■ **EXCERPTED RECORDS**:
....
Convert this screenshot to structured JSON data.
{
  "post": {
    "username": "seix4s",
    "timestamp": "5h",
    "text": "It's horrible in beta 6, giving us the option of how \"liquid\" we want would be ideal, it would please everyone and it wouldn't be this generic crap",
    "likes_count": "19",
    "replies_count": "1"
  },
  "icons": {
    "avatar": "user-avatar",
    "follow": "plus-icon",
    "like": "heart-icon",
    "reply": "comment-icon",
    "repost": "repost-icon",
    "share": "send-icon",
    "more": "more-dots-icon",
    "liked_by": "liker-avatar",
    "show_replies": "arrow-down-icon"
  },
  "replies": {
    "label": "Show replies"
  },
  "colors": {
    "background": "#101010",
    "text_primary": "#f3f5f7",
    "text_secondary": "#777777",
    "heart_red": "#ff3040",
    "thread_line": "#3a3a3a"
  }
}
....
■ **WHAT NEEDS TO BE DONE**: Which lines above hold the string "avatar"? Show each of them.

■ **TASK RESULT**:
    "avatar": "user-avatar",
    "liked_by": "liker-avatar",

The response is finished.